Don’t let your family become a statistic; follow all safety precautions in and around the pool.
Pool Safety at Your Home
Enclose the pool –
- use a fence 4 feet high or higher as required by local regulations
- install self-closing and self-latching gates
- position latches out of the reach of young children
- keep all doors and windows leading to the pool area secure
- place tables and chairs away from the pool fence
- remove steps to above-ground pools when not in use
Keep a phone with emergency numbers listed near the pool, or program the numbers directly into the phone. Do not leave children unattended when you answer the telephone.
Practice “touch supervision” with children under 5 years old. Stay within an arm’s length of the child at all times. CPSC statistics show that 54 percent of pool-related fatalities in children under 5 years old from 2007-2009 (the most recent years analyzed) were the result of a lapse in adult supervision.
Do not swim during rain storms, thunder or lightning. Keep rescue equipment, such as a shepherd’s hook or life preserver, close at hand. Learn CPR.
Public Pool Safety
If you manage or operate a pool for the public or for a club or organization, safety is paramount.
- Install slip-resistant surfaces around the pool.
- Include minimum and maximum depth markings on both sides and ends of the pool.
- Install a telephone with names and numbers of emergency response personnel.
- Post rules and regulations, including No Diving signs where necessary.
- Install drain covers that conform with entrapment protection standards.
- Check and log bacteria/chlorine levels daily.
- Secure pool chemicals away from the public.
- Employ certified lifeguards. For pools over 1,800 square feet, provide an elevated lifeguard chair for every 3,000 square feet of pool surface.
- Develop rules to handle inclement weather.
Managers of swimming pools, wading pools or spas for the public or for club use should be aware of the 2010 Standards for Accessible Design under the Americans with Disabilities Act. The regulations, available here, were revised in 2012.

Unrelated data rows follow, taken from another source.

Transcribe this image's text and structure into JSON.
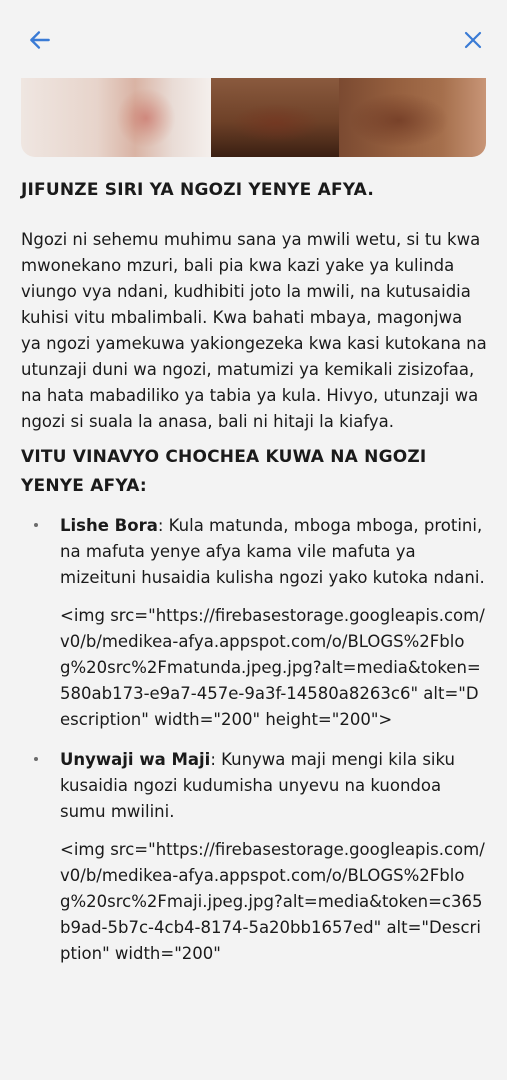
{
  "header": {
    "back_icon": "arrow-left-icon",
    "close_icon": "close-icon",
    "accent_color": "#3a7bd5"
  },
  "hero_image": {
    "description_icon": "skin-conditions-photo"
  },
  "article": {
    "title": "JIFUNZE SIRI YA NGOZI YENYE AFYA.",
    "intro": "Ngozi ni sehemu muhimu sana ya mwili wetu, si tu kwa mwonekano mzuri, bali pia kwa kazi yake ya kulinda viungo vya ndani, kudhibiti joto la mwili, na kutusaidia kuhisi vitu mbalimbali. Kwa bahati mbaya, magonjwa ya ngozi yamekuwa yakiongezeka kwa kasi kutokana na utunzaji duni wa ngozi, matumizi ya kemikali zisizofaa, na hata mabadiliko ya tabia ya kula. Hivyo, utunzaji wa ngozi si suala la anasa, bali ni hitaji la kiafya.",
    "section_heading": "VITU VINAVYO CHOCHEA KUWA NA NGOZI YENYE AFYA:",
    "items": [
      {
        "term": "Lishe Bora",
        "text": ": Kula matunda, mboga mboga, protini, na mafuta yenye afya kama vile mafuta ya mizeituni husaidia kulisha ngozi yako kutoka ndani.",
        "img_code": " <img src=\"https://firebasestorage.googleapis.com/v0/b/medikea-afya.appspot.com/o/BLOGS%2Fblog%20src%2Fmatunda.jpeg.jpg?alt=media&token=580ab173-e9a7-457e-9a3f-14580a8263c6\" alt=\"Description\" width=\"200\" height=\"200\">"
      },
      {
        "term": "Unywaji wa Maji",
        "text": ": Kunywa maji mengi kila siku kusaidia ngozi kudumisha unyevu na kuondoa sumu mwilini.",
        "img_code": " <img src=\"https://firebasestorage.googleapis.com/v0/b/medikea-afya.appspot.com/o/BLOGS%2Fblog%20src%2Fmaji.jpeg.jpg?alt=media&token=c365b9ad-5b7c-4cb4-8174-5a20bb1657ed\" alt=\"Description\" width=\"200\""
      }
    ]
  }
}
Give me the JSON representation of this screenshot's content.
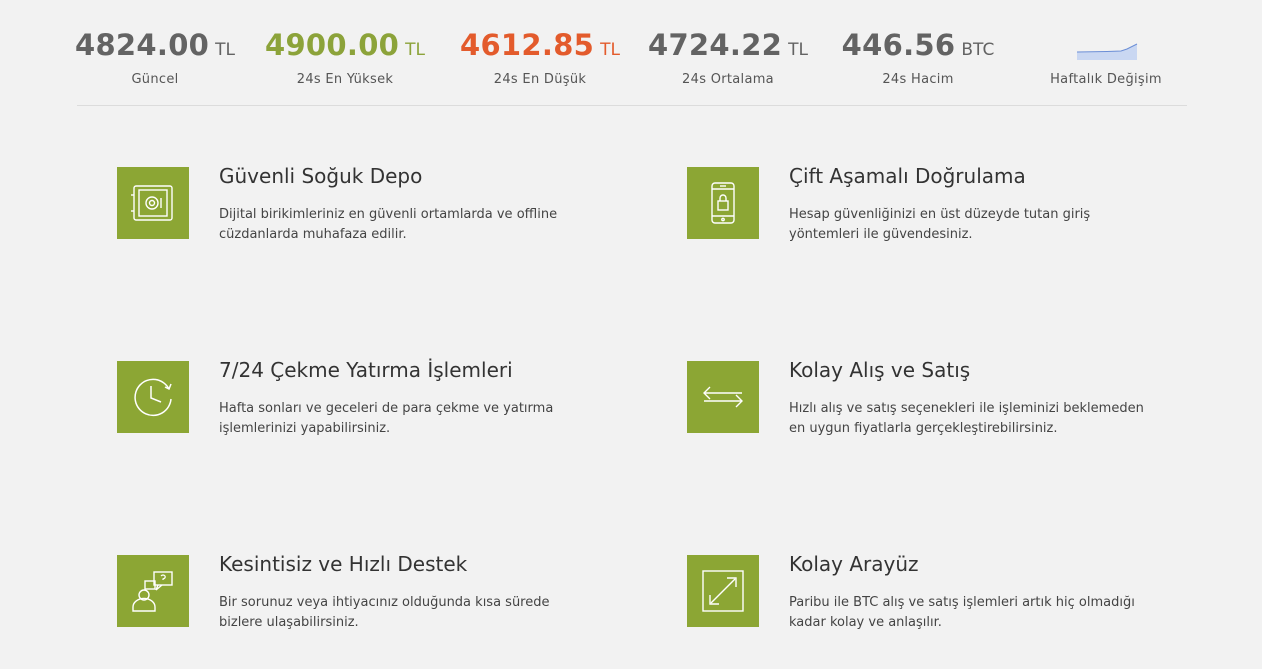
{
  "stats": [
    {
      "value": "4824.00",
      "unit": "TL",
      "label": "Güncel",
      "color": "#636363"
    },
    {
      "value": "4900.00",
      "unit": "TL",
      "label": "24s En Yüksek",
      "color": "#8ca33a"
    },
    {
      "value": "4612.85",
      "unit": "TL",
      "label": "24s En Düşük",
      "color": "#e35b2c"
    },
    {
      "value": "4724.22",
      "unit": "TL",
      "label": "24s Ortalama",
      "color": "#636363"
    },
    {
      "value": "446.56",
      "unit": "BTC",
      "label": "24s Hacim",
      "color": "#636363"
    }
  ],
  "weekly": {
    "label": "Haftalık Değişim",
    "trend": "up"
  },
  "features": [
    {
      "title": "Güvenli Soğuk Depo",
      "desc": "Dijital birikimleriniz en güvenli ortamlarda ve offline cüzdanlarda muhafaza edilir.",
      "icon": "safe-icon"
    },
    {
      "title": "Çift Aşamalı Doğrulama",
      "desc": "Hesap güvenliğinizi en üst düzeyde tutan giriş yöntemleri ile güvendesiniz.",
      "icon": "phone-lock-icon"
    },
    {
      "title": "7/24 Çekme Yatırma İşlemleri",
      "desc": "Hafta sonları ve geceleri de para çekme ve yatırma işlemlerinizi yapabilirsiniz.",
      "icon": "clock-icon"
    },
    {
      "title": "Kolay Alış ve Satış",
      "desc": "Hızlı alış ve satış seçenekleri ile işleminizi beklemeden en uygun fiyatlarla gerçekleştirebilirsiniz.",
      "icon": "exchange-arrows-icon"
    },
    {
      "title": "Kesintisiz ve Hızlı Destek",
      "desc": "Bir sorunuz veya ihtiyacınız olduğunda kısa sürede bizlere ulaşabilirsiniz.",
      "icon": "support-icon"
    },
    {
      "title": "Kolay Arayüz",
      "desc": "Paribu ile BTC alış ve satış işlemleri artık hiç olmadığı kadar kolay ve anlaşılır.",
      "icon": "expand-icon"
    }
  ]
}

For more information to keep your family safe while having fun in the pool, visit CPSC’s Pool Safely website.
See your local, independent insurance agent to make sure your insurance policy includes coverages to protect you as a pool owner.